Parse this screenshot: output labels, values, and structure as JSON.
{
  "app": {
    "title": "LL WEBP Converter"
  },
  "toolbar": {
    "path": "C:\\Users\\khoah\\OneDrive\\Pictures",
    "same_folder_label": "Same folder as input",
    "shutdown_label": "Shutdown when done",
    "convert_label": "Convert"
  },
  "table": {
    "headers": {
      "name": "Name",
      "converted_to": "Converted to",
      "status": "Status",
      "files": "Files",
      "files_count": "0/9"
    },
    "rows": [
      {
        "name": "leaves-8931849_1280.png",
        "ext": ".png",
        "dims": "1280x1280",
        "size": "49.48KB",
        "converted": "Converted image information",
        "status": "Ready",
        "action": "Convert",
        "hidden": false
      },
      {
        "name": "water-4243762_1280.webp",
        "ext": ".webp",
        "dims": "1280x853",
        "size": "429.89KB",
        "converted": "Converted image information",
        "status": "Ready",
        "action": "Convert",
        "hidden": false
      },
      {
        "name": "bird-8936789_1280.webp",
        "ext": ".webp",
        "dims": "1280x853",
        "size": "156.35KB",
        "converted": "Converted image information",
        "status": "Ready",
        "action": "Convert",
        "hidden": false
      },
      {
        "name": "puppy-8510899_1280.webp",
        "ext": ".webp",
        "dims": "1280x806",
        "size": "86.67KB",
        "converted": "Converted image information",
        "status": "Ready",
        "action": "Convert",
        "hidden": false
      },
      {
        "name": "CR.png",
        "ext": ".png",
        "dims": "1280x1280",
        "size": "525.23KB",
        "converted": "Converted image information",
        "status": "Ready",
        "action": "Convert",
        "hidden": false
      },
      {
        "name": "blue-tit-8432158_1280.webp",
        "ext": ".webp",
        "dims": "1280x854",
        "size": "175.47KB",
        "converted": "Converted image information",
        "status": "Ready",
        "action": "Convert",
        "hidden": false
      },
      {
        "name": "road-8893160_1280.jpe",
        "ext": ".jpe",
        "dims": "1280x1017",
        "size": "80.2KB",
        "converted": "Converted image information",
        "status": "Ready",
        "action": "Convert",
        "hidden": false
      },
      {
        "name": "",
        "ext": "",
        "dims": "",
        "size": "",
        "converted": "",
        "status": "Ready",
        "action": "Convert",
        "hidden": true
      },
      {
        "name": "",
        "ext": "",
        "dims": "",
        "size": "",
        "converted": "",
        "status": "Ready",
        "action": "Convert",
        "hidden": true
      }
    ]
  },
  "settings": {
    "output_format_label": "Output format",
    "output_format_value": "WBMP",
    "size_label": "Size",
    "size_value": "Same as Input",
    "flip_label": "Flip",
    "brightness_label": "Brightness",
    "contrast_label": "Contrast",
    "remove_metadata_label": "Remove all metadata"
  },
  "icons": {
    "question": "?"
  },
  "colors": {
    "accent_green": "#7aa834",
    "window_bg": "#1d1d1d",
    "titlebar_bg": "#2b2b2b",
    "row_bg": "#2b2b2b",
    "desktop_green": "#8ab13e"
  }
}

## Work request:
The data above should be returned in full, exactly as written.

## Response area:
Parse this screenshot: output labels, values, and structure as JSON.
{
  "app": {
    "title": "LL WEBP Converter"
  },
  "toolbar": {
    "path": "C:\\Users\\khoah\\OneDrive\\Pictures",
    "same_folder_label": "Same folder as input",
    "shutdown_label": "Shutdown when done",
    "convert_label": "Convert"
  },
  "table": {
    "headers": {
      "name": "Name",
      "converted_to": "Converted to",
      "status": "Status",
      "files": "Files",
      "files_count": "0/9"
    },
    "rows": [
      {
        "name": "leaves-8931849_1280.png",
        "ext": ".png",
        "dims": "1280x1280",
        "size": "49.48KB",
        "converted": "Converted image information",
        "status": "Ready",
        "action": "Convert",
        "hidden": false
      },
      {
        "name": "water-4243762_1280.webp",
        "ext": ".webp",
        "dims": "1280x853",
        "size": "429.89KB",
        "converted": "Converted image information",
        "status": "Ready",
        "action": "Convert",
        "hidden": false
      },
      {
        "name": "bird-8936789_1280.webp",
        "ext": ".webp",
        "dims": "1280x853",
        "size": "156.35KB",
        "converted": "Converted image information",
        "status": "Ready",
        "action": "Convert",
        "hidden": false
      },
      {
        "name": "puppy-8510899_1280.webp",
        "ext": ".webp",
        "dims": "1280x806",
        "size": "86.67KB",
        "converted": "Converted image information",
        "status": "Ready",
        "action": "Convert",
        "hidden": false
      },
      {
        "name": "CR.png",
        "ext": ".png",
        "dims": "1280x1280",
        "size": "525.23KB",
        "converted": "Converted image information",
        "status": "Ready",
        "action": "Convert",
        "hidden": false
      },
      {
        "name": "blue-tit-8432158_1280.webp",
        "ext": ".webp",
        "dims": "1280x854",
        "size": "175.47KB",
        "converted": "Converted image information",
        "status": "Ready",
        "action": "Convert",
        "hidden": false
      },
      {
        "name": "road-8893160_1280.jpe",
        "ext": ".jpe",
        "dims": "1280x1017",
        "size": "80.2KB",
        "converted": "Converted image information",
        "status": "Ready",
        "action": "Convert",
        "hidden": false
      },
      {
        "name": "",
        "ext": "",
        "dims": "",
        "size": "",
        "converted": "",
        "status": "Ready",
        "action": "Convert",
        "hidden": true
      },
      {
        "name": "",
        "ext": "",
        "dims": "",
        "size": "",
        "converted": "",
        "status": "Ready",
        "action": "Convert",
        "hidden": true
      }
    ]
  },
  "settings": {
    "output_format_label": "Output format",
    "output_format_value": "WBMP",
    "size_label": "Size",
    "size_value": "Same as Input",
    "flip_label": "Flip",
    "brightness_label": "Brightness",
    "contrast_label": "Contrast",
    "remove_metadata_label": "Remove all metadata"
  },
  "icons": {
    "question": "?"
  },
  "colors": {
    "accent_green": "#7aa834",
    "window_bg": "#1d1d1d",
    "titlebar_bg": "#2b2b2b",
    "row_bg": "#2b2b2b",
    "desktop_green": "#8ab13e"
  }
}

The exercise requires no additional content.